Scientists decode deadly cancers

Scientists decode deadly cancers

London: British scientists have cracked the genetic code of two of the most deadly cancers, a development described as a “transforming moment" in the effort to find a cure for the killer disease.

Cambridge University researchers mapped the DNA mutations that lead to skin and lung cancers. The complete genetic codes of the two human cancers have been mapped for the first time, setting the stage for a medical revolution in which every tumour can be targeted with personalised therapy.

“What you are seeing today is going to transform the way we see cancer. This is a really fundamental moment in the history of cancer research," said professor Mike Stratton, who carried out the studies.

Cancer kills seven million people worldwide annually. Scientists predict that by 2020, all cancer patients could have their tumours analysed to find the genetic defects that drive them. This information would then be used to select the treatments most likely to work, The Times newspaper reported.

The Cambridge team, working with US academics, calculated that if the cancer takes an average of 50 years to develop, every 15 cigarettes bring a smoker one mutation closer to the disease.

The process could happen much more quickly, however, as no one can currently predict when the key “driver" mutations will occur.

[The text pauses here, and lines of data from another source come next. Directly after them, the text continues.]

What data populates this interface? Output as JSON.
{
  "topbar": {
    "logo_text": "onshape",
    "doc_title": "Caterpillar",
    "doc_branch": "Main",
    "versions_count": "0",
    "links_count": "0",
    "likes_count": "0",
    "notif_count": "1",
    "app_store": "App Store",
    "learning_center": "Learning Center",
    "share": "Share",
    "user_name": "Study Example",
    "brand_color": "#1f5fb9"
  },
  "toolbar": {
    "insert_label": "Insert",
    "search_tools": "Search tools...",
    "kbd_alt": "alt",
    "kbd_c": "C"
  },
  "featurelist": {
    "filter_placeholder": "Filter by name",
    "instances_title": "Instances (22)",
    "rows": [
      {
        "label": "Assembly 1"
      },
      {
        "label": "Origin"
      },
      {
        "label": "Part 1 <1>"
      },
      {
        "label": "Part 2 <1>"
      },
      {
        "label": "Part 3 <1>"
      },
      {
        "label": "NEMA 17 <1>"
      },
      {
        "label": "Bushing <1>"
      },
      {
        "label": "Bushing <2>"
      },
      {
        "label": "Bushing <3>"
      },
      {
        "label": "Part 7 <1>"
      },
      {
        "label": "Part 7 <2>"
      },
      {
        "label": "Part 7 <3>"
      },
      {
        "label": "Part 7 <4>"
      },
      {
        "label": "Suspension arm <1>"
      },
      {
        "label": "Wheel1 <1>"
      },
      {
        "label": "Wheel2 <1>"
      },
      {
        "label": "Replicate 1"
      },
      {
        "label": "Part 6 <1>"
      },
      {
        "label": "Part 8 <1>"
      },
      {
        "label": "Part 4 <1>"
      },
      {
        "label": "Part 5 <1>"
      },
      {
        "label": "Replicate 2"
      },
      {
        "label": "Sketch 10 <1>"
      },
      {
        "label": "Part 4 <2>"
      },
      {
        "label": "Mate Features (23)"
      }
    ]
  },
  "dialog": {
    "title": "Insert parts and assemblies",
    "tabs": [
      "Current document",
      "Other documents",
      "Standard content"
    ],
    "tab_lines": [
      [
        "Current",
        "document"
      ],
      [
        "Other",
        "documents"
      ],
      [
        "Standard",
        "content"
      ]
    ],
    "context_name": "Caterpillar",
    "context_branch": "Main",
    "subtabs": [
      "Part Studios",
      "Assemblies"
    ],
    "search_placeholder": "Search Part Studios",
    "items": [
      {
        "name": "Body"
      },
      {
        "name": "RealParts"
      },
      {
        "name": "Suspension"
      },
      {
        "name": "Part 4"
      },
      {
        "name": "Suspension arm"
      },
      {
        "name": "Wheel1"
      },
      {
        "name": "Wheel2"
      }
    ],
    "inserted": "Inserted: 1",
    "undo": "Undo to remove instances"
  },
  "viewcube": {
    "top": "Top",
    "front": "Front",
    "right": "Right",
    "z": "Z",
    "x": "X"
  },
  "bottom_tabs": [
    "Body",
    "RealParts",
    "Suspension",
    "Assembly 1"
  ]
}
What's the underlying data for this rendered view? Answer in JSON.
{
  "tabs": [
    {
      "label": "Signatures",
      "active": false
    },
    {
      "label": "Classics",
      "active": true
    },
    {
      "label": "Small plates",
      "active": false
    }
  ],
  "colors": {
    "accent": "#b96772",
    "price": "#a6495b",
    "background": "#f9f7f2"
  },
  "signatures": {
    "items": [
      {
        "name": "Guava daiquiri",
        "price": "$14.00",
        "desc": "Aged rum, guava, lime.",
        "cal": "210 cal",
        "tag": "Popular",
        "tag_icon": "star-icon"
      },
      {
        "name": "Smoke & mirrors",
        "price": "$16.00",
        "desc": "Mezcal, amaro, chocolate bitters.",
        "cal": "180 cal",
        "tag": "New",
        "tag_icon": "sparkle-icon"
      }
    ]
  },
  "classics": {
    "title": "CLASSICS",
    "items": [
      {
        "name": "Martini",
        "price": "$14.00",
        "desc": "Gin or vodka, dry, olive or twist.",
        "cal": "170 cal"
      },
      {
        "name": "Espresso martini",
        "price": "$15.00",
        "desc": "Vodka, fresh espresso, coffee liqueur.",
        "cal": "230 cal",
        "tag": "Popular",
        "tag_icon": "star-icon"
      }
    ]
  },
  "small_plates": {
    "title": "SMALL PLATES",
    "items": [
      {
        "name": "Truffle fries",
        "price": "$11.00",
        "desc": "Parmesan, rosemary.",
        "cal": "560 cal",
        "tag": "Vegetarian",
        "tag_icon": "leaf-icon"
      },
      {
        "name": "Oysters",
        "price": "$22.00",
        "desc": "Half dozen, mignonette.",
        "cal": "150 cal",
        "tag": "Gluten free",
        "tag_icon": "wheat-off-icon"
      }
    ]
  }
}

Stratton, of the Wellcome Trust Sanger Institute, a world leading research centre in Cambridge, said, “We have never seen cancer unveiled in this form before. It is like doing an archaeological excavation. We have got traces of all these processes from years before the cancer arose."

Stratton, the lead researcher, said this study of mutations tells us how the cancer developed and will inform us on prevention.

“I can envisage a time, a decade or more hence, when these catalogues will become routine, and influential in selecting treatment for that individual. That’s what we’re expecting—every cancer patient will have one of these charts," he was quoted as saying by the British daily.

Cancer is a disease of the genes. Smoking, radiation or alcohol consumption inflict DNA damage that causes cells to grow out of control.

All cancers are caused by damage or mutations to the DNA of formerly healthy cells. This damage causes them to grow into abnormal lumps or tumours and spread around the body disrupting its normal processes.